The Motts apple juice was sitting, without a lid, in the fridge when I felt compelled to store some of our organic fungicide in same fridge. The apple juice was situated within about 12 inches of the Trichoderma Viride gallon bottles whose seals were slightly leaky. I think there was some fermentation going on in those bottles causing the liquid to be pushed out of the seal.
The result was a clean tasting sparkling cider. Something that is sold for about 10x the price of apple juice and rightly so. As I was uncertain about the safety, or alcoholic content, of the 2 gallon bottle of apple juice, I drank the entire load myself rather than sharing with my 5 yr old. I can conclude with confidence, the alcohol content was low, again similar to sparkling cider. Surprisingly delicious. Surprising period.
The Trichoderma Viride needed to be refrigerated and as it was raining and it can only be applied in the sunshine - it had two rainy days to sit in the fridge. Really, I had no other option. In retrospect my fridge was the crucible of a new invention.
After a couple of days of internet research, I conclude that I don't think that the trichoderma was the primary fermenting agent. There must have been some saccaromyces yeasts as well in the culture. I don't think Trichoderma fungus can do this miraculous job but yeasts can and yeasts must have been present in large numbers.
All of a sudden, I am very enamored by yeast. Now back to the laboratory that prepares the Trichoderma Viride to verify my theory.

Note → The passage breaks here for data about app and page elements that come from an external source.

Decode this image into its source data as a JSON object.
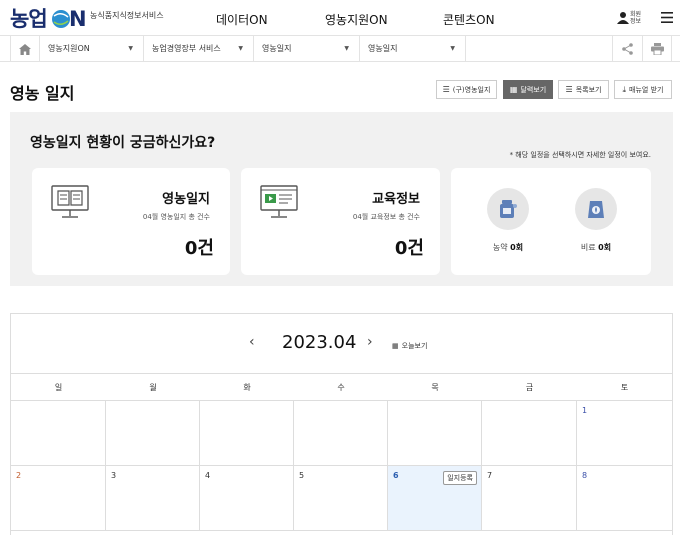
{
  "header": {
    "logo_main": "농업ON",
    "logo_tagline": "농식품지식정보서비스",
    "nav": [
      "데이터ON",
      "영농지원ON",
      "콘텐츠ON"
    ],
    "user_label": "회원 정보"
  },
  "breadcrumb": {
    "items": [
      "영농지원ON",
      "농업경영장부 서비스",
      "영농일지",
      "영농일지"
    ]
  },
  "page": {
    "title": "영농 일지",
    "buttons": [
      {
        "label": "(구)영농일지",
        "icon": "list-icon",
        "active": false
      },
      {
        "label": "달력보기",
        "icon": "calendar-icon",
        "active": true
      },
      {
        "label": "목록보기",
        "icon": "list-icon",
        "active": false
      },
      {
        "label": "매뉴얼 받기",
        "icon": "download-icon",
        "active": false
      }
    ]
  },
  "summary": {
    "question": "영농일지 현황이 궁금하신가요?",
    "note": "* 해당 일정을 선택하시면 자세한 일정이 보여요.",
    "cards": [
      {
        "title": "영농일지",
        "desc": "04월 영농일지 총 건수",
        "count": "0건"
      },
      {
        "title": "교육정보",
        "desc": "04월 교육정보 총 건수",
        "count": "0건"
      }
    ],
    "minis": [
      {
        "label": "농약",
        "count": "0회"
      },
      {
        "label": "비료",
        "count": "0회"
      }
    ]
  },
  "calendar": {
    "month": "2023.04",
    "prev": "‹",
    "next": "›",
    "today_label": "오늘보기",
    "weekdays": [
      "일",
      "월",
      "화",
      "수",
      "목",
      "금",
      "토"
    ],
    "week1_sat": "1",
    "week2": [
      "2",
      "3",
      "4",
      "5",
      "6",
      "7",
      "8"
    ],
    "register_label": "일지등록"
  },
  "colors": {
    "brand": "#1a2e6e",
    "active_button": "#666666",
    "today_bg": "#eaf3fd",
    "sunday": "#c05a2a",
    "saturday": "#3a4fa8"
  }
}
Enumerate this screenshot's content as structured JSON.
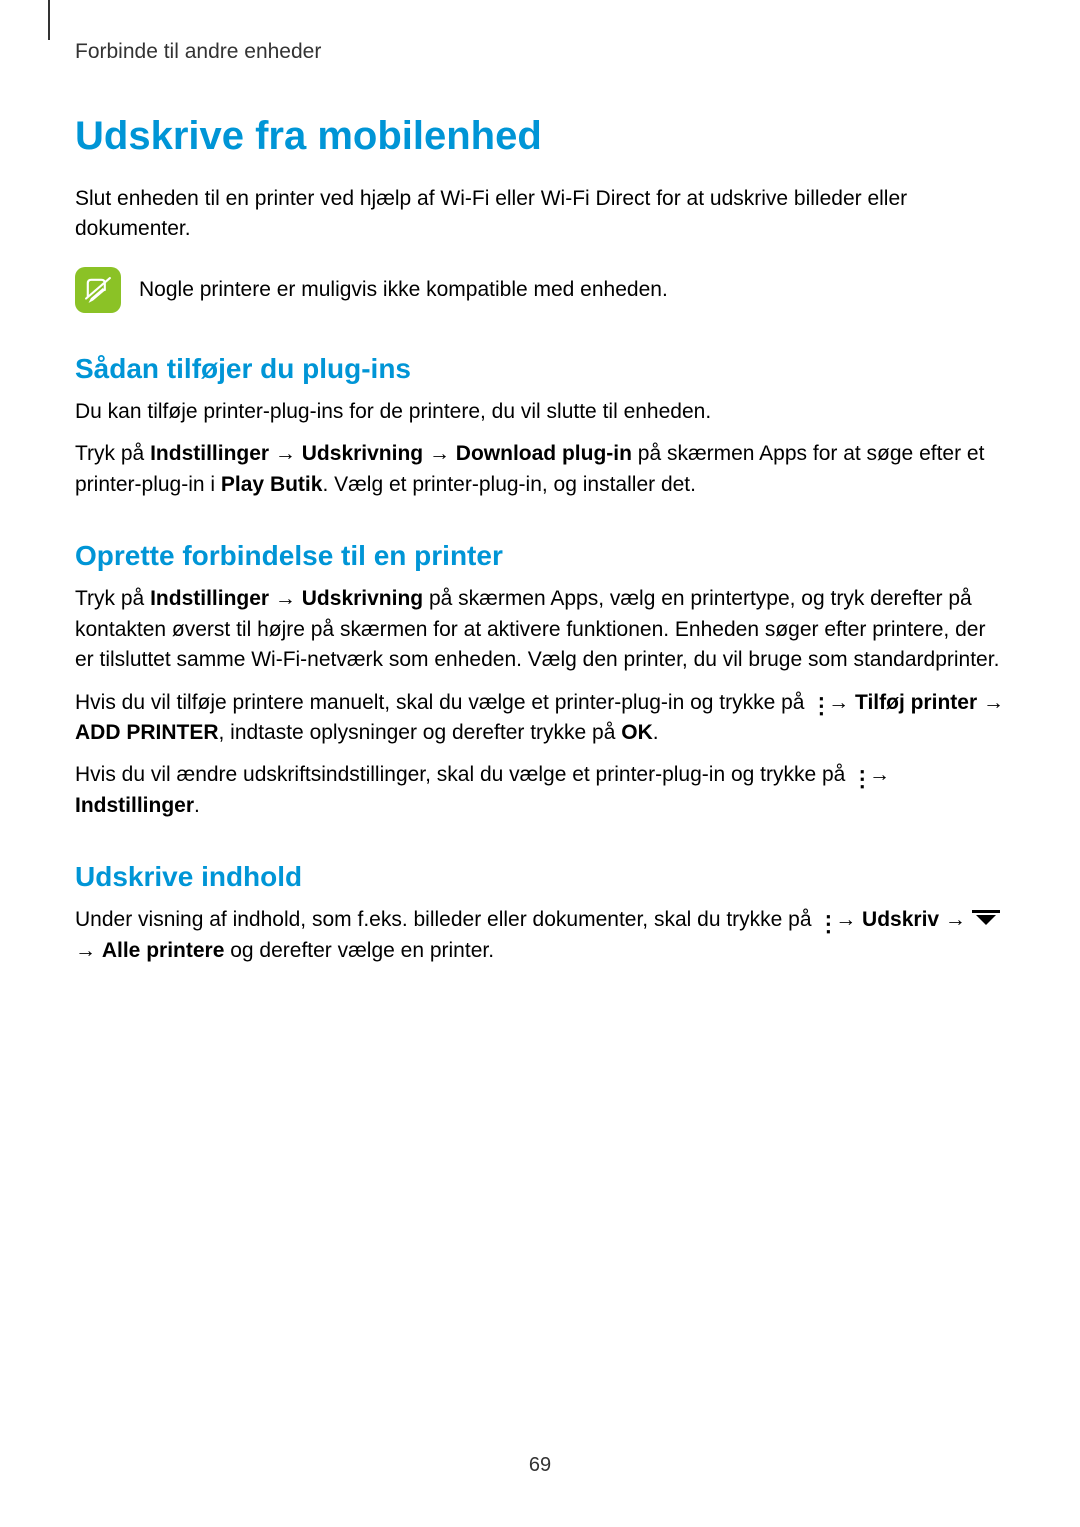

There now seem to be all sorts of additional uses for my organic fungicide. It no longer seems so expensive.